[Component data from apps and pages]

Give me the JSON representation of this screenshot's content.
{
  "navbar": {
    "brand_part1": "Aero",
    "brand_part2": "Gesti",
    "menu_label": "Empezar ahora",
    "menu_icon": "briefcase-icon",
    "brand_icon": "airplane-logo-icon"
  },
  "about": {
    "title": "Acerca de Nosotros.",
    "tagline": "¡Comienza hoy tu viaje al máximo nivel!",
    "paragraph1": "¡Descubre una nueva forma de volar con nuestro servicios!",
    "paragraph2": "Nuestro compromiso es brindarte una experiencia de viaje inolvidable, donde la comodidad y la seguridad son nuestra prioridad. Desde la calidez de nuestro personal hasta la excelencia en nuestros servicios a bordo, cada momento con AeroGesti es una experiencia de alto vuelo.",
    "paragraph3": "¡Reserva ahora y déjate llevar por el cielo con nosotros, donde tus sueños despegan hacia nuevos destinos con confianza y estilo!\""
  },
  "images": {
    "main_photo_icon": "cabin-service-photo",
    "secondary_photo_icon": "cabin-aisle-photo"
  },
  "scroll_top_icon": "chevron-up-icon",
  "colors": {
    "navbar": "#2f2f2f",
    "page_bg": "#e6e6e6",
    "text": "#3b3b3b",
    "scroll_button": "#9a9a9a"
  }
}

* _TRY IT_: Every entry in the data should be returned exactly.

* _OUTPUT FOR THIS EXERCISE_:
Give me the JSON representation of this screenshot's content.
{
  "navbar": {
    "brand_part1": "Aero",
    "brand_part2": "Gesti",
    "menu_label": "Empezar ahora",
    "menu_icon": "briefcase-icon",
    "brand_icon": "airplane-logo-icon"
  },
  "about": {
    "title": "Acerca de Nosotros.",
    "tagline": "¡Comienza hoy tu viaje al máximo nivel!",
    "paragraph1": "¡Descubre una nueva forma de volar con nuestro servicios!",
    "paragraph2": "Nuestro compromiso es brindarte una experiencia de viaje inolvidable, donde la comodidad y la seguridad son nuestra prioridad. Desde la calidez de nuestro personal hasta la excelencia en nuestros servicios a bordo, cada momento con AeroGesti es una experiencia de alto vuelo.",
    "paragraph3": "¡Reserva ahora y déjate llevar por el cielo con nosotros, donde tus sueños despegan hacia nuevos destinos con confianza y estilo!\""
  },
  "images": {
    "main_photo_icon": "cabin-service-photo",
    "secondary_photo_icon": "cabin-aisle-photo"
  },
  "scroll_top_icon": "chevron-up-icon",
  "colors": {
    "navbar": "#2f2f2f",
    "page_bg": "#e6e6e6",
    "text": "#3b3b3b",
    "scroll_button": "#9a9a9a"
  }
}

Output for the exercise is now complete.